Ciliated cells
Less cilia = less mucus, higher titer virus, more infected cells

18

What is antigenic drift?

Minor year to year variation that occurs by random mutations in HA and NA

19

What is antigenic shift?

Major reassortment of gene segments that leads to novel viral allele combination and can lead to increased virulence

20

What family is Parainfluenza in?

Paramyxoviruses

21

What disease do Parainfluenza type 1, 2, and 3 cause?

Croup

22

What is a major similarity and a major difference in the virion/genome of Influenza and Parainfluenza?

Similarity: Both contain own polymerase that starts working to replicate virus right when it enters cell

Difference:
- Influenza requires acidic pH for fusion, parainfluenza requires neutral pH
- Influenza replicates in nucleus, parainfluenza in cytoplasm

23

What are the steps of replication of parainfluenza?

Virus binds sialic acid on surface of cells
Fusion occurs at neutral pH
Viral mRNA is transcribed in cytoplasm
Proteins are processed in ER and Golgi
Virions bud from cell

24

How does parainfluenza block innate immune response?

Like other paramyxoviruses, can inhibit induction of interferon or degrade the proteins that turn on interferon induced genes

25

What is the mode of transmission of Parainfluenza?

Aerosols, direct contact

26

What virus causes most serious pediatric respiratory infections?

RSV (respiratory syncytial virus)

27

What is the structure of the virion of RSV and metapneumovirus?

Nucleocapsid in lipid envelope
Also contains own polymerase (like influenza and parainfluenza)

28

Where do RSV and metapneumovirus replicate (cytoplasm or nucleus)?

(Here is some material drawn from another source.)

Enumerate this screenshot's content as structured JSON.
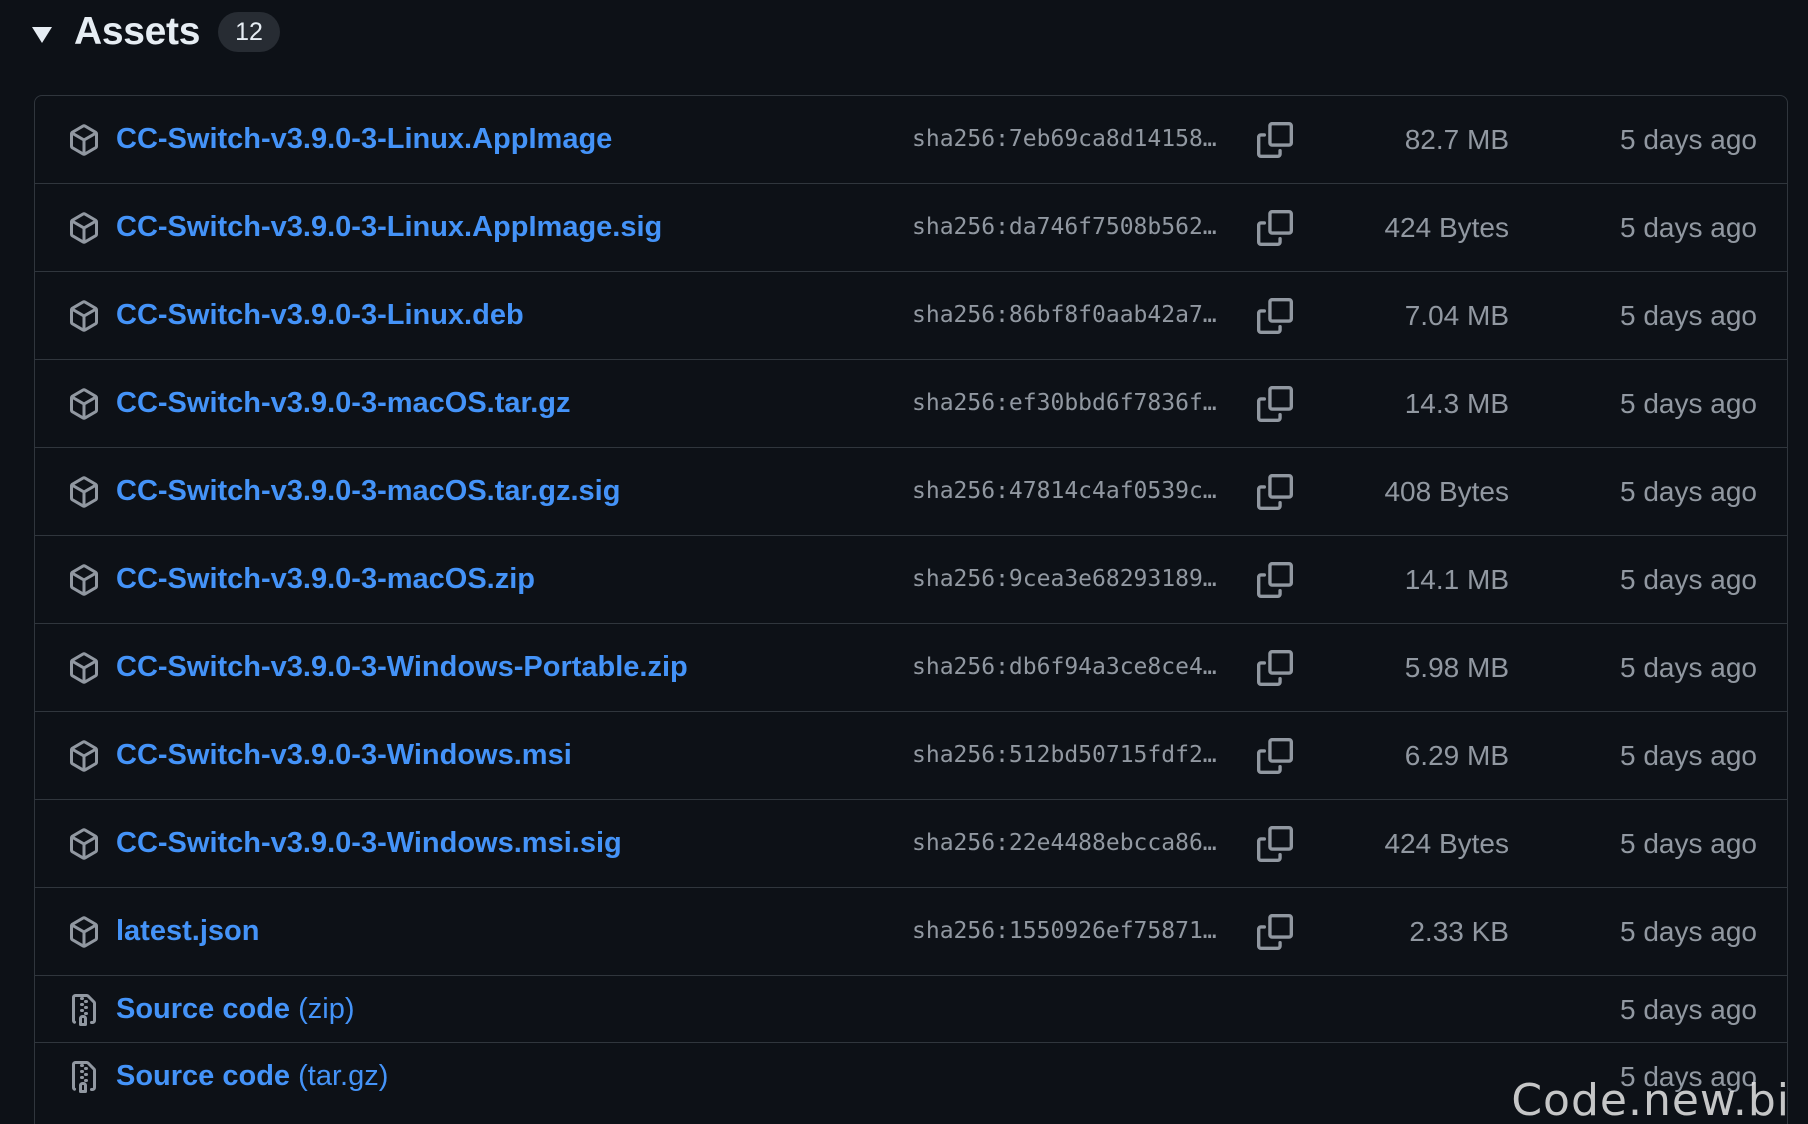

Cytoplasm

29

Which is more severe, RSV or metapneumovirus?

RSV

30

What is the cause of the severity of RSV?

Starts in nasopharynx and disseminates to lower respiratory tract
Causes necrosis and destruction of bronchiolar epithelium and ciliated epithelial cells
Causes influx of inflammatory cells, mucus production, and cell debris that can block bronchioles